This past Monday, the Appropriations Committee made it clear it isn’t listening to Connecticut parents.
I’ve met the parents asking for a new option in Bridgeport — parents who believe a great school can change their children’s lives, parents who applied to a school for their children and hit the jackpot via a school lottery.
Those parents are the lucky ones. Over Bridgeport 600 families applied to Capital Prep Harbor school, vying for just 250 seats in this fall’s inaugural class. More than 350 children and families came away from the school’s lottery empty handed.
But for the families whose children got in – there’s still bad news.
That’s because this past Monday, the state’s Appropriations Committee proposed a budget that includes cuts of more than $20 million dollars to public charter schools — including funding for Capital Prep Harbor and Stamford Charter School for Excellence — two approved schools that families have been demanding and are counting on.
This budget would stifle the progress we’ve made in the past few years and would hurt the future of children across our state.

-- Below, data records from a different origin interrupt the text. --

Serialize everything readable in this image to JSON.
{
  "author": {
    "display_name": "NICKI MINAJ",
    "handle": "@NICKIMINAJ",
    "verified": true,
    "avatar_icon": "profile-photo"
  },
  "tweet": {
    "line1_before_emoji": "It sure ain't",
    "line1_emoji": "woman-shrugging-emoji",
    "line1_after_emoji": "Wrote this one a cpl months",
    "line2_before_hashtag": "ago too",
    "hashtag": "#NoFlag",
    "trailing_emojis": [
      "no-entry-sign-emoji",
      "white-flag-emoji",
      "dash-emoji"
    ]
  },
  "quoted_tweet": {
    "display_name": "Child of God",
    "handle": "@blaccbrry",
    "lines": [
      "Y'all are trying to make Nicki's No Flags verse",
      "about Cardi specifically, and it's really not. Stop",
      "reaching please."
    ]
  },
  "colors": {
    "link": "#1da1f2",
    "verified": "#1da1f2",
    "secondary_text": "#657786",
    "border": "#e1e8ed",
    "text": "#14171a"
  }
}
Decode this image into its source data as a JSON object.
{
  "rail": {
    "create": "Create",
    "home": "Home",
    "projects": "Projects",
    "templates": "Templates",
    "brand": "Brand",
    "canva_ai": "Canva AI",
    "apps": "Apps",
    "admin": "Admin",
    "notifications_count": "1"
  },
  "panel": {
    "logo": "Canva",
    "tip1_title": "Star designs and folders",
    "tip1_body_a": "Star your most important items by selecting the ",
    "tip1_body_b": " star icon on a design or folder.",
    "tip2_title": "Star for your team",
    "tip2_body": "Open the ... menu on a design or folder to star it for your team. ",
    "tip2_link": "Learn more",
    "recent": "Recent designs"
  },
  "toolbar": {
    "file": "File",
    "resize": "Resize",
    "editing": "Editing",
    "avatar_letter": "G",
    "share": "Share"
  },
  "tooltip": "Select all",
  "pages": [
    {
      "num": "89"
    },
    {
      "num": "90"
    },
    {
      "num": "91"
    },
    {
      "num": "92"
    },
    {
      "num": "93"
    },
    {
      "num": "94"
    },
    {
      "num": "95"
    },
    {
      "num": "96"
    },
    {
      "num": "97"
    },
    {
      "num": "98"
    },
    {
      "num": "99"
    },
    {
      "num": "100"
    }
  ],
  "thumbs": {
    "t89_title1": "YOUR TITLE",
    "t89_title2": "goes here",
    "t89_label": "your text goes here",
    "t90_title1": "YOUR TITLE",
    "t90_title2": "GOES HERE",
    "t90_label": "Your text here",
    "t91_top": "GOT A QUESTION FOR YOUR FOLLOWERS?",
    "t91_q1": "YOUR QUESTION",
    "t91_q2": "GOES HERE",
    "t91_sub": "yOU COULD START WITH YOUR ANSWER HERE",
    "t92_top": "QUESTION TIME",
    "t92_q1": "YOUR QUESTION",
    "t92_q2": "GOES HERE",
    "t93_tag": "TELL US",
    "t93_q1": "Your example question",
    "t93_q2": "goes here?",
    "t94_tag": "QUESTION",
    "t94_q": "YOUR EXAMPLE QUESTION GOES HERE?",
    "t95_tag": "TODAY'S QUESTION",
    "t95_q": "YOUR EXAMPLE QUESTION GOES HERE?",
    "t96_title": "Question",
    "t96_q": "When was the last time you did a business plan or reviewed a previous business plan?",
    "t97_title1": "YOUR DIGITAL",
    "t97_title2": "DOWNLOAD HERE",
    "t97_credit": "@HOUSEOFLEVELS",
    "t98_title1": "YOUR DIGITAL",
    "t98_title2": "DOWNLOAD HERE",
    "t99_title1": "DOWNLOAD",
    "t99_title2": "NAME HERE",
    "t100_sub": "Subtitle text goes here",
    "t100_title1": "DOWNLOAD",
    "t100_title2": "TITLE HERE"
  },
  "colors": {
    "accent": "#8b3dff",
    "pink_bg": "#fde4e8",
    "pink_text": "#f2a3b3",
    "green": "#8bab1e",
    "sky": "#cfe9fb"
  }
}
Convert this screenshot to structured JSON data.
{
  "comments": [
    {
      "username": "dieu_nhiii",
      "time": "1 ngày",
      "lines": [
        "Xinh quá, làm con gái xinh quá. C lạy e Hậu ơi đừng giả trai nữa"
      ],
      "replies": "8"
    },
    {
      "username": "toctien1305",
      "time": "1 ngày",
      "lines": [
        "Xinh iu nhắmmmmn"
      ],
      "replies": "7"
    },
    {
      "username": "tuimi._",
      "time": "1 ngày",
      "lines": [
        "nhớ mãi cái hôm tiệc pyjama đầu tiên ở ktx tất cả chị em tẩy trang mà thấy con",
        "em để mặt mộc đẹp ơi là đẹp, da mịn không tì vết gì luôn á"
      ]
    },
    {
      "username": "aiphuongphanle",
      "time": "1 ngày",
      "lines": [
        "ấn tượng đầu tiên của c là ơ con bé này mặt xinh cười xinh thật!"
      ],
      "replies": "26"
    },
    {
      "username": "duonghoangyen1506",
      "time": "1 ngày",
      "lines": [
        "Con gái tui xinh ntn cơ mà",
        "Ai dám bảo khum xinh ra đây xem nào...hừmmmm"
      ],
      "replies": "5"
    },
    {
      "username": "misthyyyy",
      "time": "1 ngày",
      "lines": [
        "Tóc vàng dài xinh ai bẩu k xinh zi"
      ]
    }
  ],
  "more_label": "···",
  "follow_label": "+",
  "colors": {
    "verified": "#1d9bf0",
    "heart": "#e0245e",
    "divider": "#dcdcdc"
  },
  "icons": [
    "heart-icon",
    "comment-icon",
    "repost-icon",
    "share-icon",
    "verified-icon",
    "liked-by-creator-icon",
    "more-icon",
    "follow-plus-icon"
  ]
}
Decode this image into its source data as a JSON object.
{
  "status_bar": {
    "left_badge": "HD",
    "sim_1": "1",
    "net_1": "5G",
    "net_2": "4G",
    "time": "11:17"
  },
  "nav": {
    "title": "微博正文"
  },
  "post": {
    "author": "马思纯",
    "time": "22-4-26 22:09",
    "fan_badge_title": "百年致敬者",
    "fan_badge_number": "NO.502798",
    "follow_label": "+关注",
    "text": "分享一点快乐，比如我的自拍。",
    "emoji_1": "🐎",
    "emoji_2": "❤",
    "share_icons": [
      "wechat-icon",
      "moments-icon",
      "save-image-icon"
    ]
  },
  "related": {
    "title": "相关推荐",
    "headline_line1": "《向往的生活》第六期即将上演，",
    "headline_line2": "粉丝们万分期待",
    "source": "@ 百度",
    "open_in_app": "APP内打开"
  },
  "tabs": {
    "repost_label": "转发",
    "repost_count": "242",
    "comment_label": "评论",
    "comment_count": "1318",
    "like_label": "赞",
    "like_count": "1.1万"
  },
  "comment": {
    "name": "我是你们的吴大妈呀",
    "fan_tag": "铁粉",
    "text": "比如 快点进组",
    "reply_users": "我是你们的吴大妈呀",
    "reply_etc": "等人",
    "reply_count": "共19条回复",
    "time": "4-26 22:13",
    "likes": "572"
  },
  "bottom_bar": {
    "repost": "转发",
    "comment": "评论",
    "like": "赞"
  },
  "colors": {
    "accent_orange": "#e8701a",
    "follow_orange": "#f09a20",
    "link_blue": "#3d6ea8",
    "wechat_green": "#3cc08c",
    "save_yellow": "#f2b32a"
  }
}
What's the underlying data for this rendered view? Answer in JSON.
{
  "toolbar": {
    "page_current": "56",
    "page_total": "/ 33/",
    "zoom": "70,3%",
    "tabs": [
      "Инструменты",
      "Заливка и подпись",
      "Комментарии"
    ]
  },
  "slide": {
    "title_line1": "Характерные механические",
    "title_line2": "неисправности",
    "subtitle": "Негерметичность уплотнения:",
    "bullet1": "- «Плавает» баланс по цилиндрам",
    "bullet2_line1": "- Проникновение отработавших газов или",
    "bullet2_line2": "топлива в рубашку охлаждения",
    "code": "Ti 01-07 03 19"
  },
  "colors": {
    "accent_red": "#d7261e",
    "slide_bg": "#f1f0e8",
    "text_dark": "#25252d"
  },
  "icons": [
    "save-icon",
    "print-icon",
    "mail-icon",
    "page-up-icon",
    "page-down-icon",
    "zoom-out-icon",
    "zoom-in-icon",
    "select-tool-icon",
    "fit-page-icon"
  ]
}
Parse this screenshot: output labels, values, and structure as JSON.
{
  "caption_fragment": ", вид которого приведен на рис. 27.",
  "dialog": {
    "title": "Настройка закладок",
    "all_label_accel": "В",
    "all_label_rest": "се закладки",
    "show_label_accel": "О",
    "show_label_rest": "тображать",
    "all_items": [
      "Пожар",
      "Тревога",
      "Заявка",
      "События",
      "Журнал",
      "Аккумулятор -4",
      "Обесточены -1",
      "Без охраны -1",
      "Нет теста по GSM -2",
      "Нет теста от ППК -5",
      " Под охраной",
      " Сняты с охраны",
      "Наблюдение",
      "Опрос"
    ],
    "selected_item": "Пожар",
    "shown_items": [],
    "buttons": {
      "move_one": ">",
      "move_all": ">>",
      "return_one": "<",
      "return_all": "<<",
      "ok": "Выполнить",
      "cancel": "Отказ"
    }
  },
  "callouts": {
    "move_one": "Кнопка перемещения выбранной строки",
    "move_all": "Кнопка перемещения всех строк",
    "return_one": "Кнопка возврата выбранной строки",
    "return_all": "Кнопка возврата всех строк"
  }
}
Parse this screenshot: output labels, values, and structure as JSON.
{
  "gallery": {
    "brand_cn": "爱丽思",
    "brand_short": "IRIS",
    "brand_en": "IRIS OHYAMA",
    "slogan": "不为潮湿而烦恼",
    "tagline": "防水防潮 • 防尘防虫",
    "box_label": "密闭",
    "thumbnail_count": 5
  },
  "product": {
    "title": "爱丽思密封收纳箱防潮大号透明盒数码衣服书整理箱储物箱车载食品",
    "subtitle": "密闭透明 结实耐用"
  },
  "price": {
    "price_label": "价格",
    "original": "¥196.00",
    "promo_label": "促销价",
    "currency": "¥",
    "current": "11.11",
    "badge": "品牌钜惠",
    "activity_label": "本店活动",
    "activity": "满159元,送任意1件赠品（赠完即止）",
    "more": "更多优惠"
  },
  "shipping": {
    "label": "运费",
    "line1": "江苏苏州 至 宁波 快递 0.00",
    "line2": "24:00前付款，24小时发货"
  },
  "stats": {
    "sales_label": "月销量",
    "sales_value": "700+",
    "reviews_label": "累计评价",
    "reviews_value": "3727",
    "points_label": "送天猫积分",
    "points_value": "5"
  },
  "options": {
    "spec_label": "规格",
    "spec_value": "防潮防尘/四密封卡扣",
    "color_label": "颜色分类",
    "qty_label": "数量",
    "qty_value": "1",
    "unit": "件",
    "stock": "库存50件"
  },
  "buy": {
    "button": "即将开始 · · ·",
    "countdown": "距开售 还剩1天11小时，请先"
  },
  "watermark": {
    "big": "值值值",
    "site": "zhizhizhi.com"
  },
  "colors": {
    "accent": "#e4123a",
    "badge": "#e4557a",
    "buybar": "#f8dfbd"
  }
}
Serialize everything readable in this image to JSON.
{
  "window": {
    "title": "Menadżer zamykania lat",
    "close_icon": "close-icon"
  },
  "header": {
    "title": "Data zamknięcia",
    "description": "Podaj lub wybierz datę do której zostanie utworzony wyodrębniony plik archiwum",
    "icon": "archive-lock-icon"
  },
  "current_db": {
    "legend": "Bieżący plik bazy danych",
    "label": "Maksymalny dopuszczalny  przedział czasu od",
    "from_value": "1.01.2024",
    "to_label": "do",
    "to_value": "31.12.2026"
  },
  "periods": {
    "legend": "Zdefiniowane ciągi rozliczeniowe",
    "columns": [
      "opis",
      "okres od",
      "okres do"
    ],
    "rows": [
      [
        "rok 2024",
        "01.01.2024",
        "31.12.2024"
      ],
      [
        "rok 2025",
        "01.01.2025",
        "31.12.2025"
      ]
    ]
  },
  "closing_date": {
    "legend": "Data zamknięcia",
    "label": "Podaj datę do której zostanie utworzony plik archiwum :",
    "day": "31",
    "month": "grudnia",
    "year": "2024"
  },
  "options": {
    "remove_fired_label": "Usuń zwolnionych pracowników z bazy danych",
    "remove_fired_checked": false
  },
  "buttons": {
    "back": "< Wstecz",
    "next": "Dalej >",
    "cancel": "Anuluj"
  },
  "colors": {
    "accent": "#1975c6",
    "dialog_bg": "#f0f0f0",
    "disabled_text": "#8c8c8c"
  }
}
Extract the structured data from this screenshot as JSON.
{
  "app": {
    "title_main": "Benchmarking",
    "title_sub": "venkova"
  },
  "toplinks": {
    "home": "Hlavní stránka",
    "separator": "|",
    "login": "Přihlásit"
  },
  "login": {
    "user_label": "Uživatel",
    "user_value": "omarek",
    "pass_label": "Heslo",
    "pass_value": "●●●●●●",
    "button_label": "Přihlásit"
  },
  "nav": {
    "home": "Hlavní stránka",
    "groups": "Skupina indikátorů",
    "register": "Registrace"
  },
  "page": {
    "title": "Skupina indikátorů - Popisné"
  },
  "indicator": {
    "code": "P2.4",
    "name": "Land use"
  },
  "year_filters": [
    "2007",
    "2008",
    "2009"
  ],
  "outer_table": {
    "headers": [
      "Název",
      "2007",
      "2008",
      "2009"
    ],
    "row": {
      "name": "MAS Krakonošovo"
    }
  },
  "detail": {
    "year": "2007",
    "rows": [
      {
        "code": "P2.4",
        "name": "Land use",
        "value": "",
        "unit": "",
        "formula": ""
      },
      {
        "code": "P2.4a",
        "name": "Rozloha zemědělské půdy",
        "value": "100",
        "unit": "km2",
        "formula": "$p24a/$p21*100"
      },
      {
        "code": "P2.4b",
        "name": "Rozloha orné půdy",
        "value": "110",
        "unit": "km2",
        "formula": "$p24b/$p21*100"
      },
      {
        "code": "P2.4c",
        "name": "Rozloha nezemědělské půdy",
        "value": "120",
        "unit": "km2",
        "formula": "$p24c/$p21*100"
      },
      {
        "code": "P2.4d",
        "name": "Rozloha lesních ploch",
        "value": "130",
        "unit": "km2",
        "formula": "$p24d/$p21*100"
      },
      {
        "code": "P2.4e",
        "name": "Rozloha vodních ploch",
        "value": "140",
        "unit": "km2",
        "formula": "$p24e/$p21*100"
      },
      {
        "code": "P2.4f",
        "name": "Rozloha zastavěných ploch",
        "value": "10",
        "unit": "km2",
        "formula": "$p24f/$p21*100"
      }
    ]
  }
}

Gov. Dannel Malloy’s proposal was a bare bones budget for charter schools, funding commitments that were already made to Connecticut families – nothing more. The Appropriations budget proposal cut to the bone.
We need our legislative leaders to hear the voices of families pleading for more charter schools – and they need to deliver on the promises they’ve made.
The truth about education in Connecticut is hard to hear: black, Hispanic, and low-income students are three grade levels behind their peers, according to the Nation’s Report Card (NAEP). That’s the largest achievement gap in the United States.
Charter schools are helping change that, according to the state. Eighty-six percent of charter elementary schools are outperforming their local district schools. Eighty-three percent of charter high schools are doing the same. In fact, the only two schools that under-perform their local districts are alternative charter schools for students the district had trouble educating.
The State Department of Education (SDE) said it best:
“[Connecticut’s public charter schools] have demonstrated an ability to work towards closing the achievement gap for student bodies that are made up predominately of students of color and from disadvantaged socio-economic backgrounds. The number of charter school seats is growing but not yet keeping up with demand.”
No one – not even the Appropriations Committee — can deny that demand is strong. More than 3,600 students are currently on a waiting list to get into a charter school in Connecticut.
Parents in Stamford and Bridgeport should not have to wait for politicians to decide if they’ll deliver on their promises.
And these schools can’t afford to wait, either. Children and families are planning on their doors opening this fall. The schools need to do the necessary work now to set a strong foundation – not two months from now. They’re responsible for providing a strong, healthy learning environment for their students and they’re taking initiative now to make sure they follow through on that promise.
The Appropriations budget also proposes slashing funding for seat growth in some charters. That means schools asking for a slight increase in the number of students they are allowed to serve – whether it’s because they have a long waiting list or they have new or unused facilities – are left unable to help more kids.
When the state budget doesn’t reflect the needs and demands of families across the state, we’re making the wrong choices.
When we’re in the midst of a billion-dollar budget deficit, we need to be making the smart choices, and that means funding the right investments in our future. Supporting charter schools and the commitments we’ve made to parents and students is the smart choice.
Families are choosing charter schools because they believe in the promise of public education – that a great school can truly transform a child’s life. Many of these parents are expecting a seat at a charter school next year. Legislative leaders must deliver on this.
Legislative leaders, follow through on commitments to charter schools by funding them in the state budget. Let our families know you’re listening.
Jeremiah Grace is Connecticut State Director for the Northeast Charter Schools Network, the non-profit membership association for public charter schools in Connecticut and New York.